**TO DO**
Your response should consist of the entries below, reproduced exactly and without their images.

**GIVEN RECORDS**
+===+

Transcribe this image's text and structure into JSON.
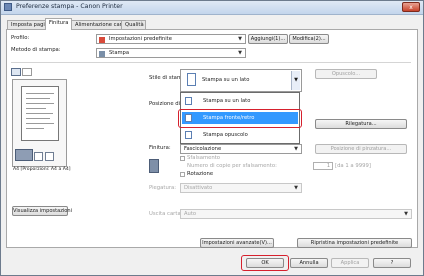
{
  "window": {
    "title": "Preferenze stampa - Canon Printer",
    "close_label": "x"
  },
  "tabs": [
    {
      "label": "Imposta pagina"
    },
    {
      "label": "Finitura"
    },
    {
      "label": "Alimentazione carta"
    },
    {
      "label": "Qualità"
    }
  ],
  "profile": {
    "label": "Profilo:",
    "value": "Impostazioni predefinite",
    "add_button": "Aggiungi(1)...",
    "edit_button": "Modifica(2)..."
  },
  "output_method": {
    "label": "Metodo di stampa:",
    "value": "Stampa"
  },
  "print_style": {
    "label": "Stile di stampa:",
    "value": "Stampa su un lato",
    "options": [
      "Stampa su un lato",
      "Stampa fronte/retro",
      "Stampa opuscolo"
    ],
    "selected_index": 1,
    "booklet_button": "Opuscolo..."
  },
  "binding": {
    "label": "Posizione di rilegatura:",
    "button": "Rilegatura..."
  },
  "finishing": {
    "label": "Finitura:",
    "value": "Fascicolazione",
    "position_button": "Posizione di pinzatura...",
    "offset_label": "Sfalsamento",
    "copies_label": "Numero di copie per sfalsamento:",
    "copies_value": "1",
    "copies_range": "[da 1 a 9999]",
    "rotation_label": "Rotazione"
  },
  "fold": {
    "label": "Piegatura:",
    "value": "Disattivato"
  },
  "output_tray": {
    "label": "Uscita carta(R):",
    "value": "Auto"
  },
  "preview": {
    "caption": "A4 [Proporzioni: A4 a A4]",
    "view_settings_button": "Visualizza impostazioni"
  },
  "footer": {
    "advanced_button": "Impostazioni avanzate(V)...",
    "restore_button": "Ripristina impostazioni predefinite",
    "ok_button": "OK",
    "cancel_button": "Annulla",
    "apply_button": "Applica",
    "help_button": "?"
  },
  "colors": {
    "selection": "#3399ff",
    "highlight": "#d6202d",
    "titlebar": "#c3d5ec"
  }
}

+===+

**SOLUTION TO THIS EXERCISE**
Transcribe this image's text and structure into JSON.
{
  "window": {
    "title": "Preferenze stampa - Canon Printer",
    "close_label": "x"
  },
  "tabs": [
    {
      "label": "Imposta pagina"
    },
    {
      "label": "Finitura"
    },
    {
      "label": "Alimentazione carta"
    },
    {
      "label": "Qualità"
    }
  ],
  "profile": {
    "label": "Profilo:",
    "value": "Impostazioni predefinite",
    "add_button": "Aggiungi(1)...",
    "edit_button": "Modifica(2)..."
  },
  "output_method": {
    "label": "Metodo di stampa:",
    "value": "Stampa"
  },
  "print_style": {
    "label": "Stile di stampa:",
    "value": "Stampa su un lato",
    "options": [
      "Stampa su un lato",
      "Stampa fronte/retro",
      "Stampa opuscolo"
    ],
    "selected_index": 1,
    "booklet_button": "Opuscolo..."
  },
  "binding": {
    "label": "Posizione di rilegatura:",
    "button": "Rilegatura..."
  },
  "finishing": {
    "label": "Finitura:",
    "value": "Fascicolazione",
    "position_button": "Posizione di pinzatura...",
    "offset_label": "Sfalsamento",
    "copies_label": "Numero di copie per sfalsamento:",
    "copies_value": "1",
    "copies_range": "[da 1 a 9999]",
    "rotation_label": "Rotazione"
  },
  "fold": {
    "label": "Piegatura:",
    "value": "Disattivato"
  },
  "output_tray": {
    "label": "Uscita carta(R):",
    "value": "Auto"
  },
  "preview": {
    "caption": "A4 [Proporzioni: A4 a A4]",
    "view_settings_button": "Visualizza impostazioni"
  },
  "footer": {
    "advanced_button": "Impostazioni avanzate(V)...",
    "restore_button": "Ripristina impostazioni predefinite",
    "ok_button": "OK",
    "cancel_button": "Annulla",
    "apply_button": "Applica",
    "help_button": "?"
  },
  "colors": {
    "selection": "#3399ff",
    "highlight": "#d6202d",
    "titlebar": "#c3d5ec"
  }
}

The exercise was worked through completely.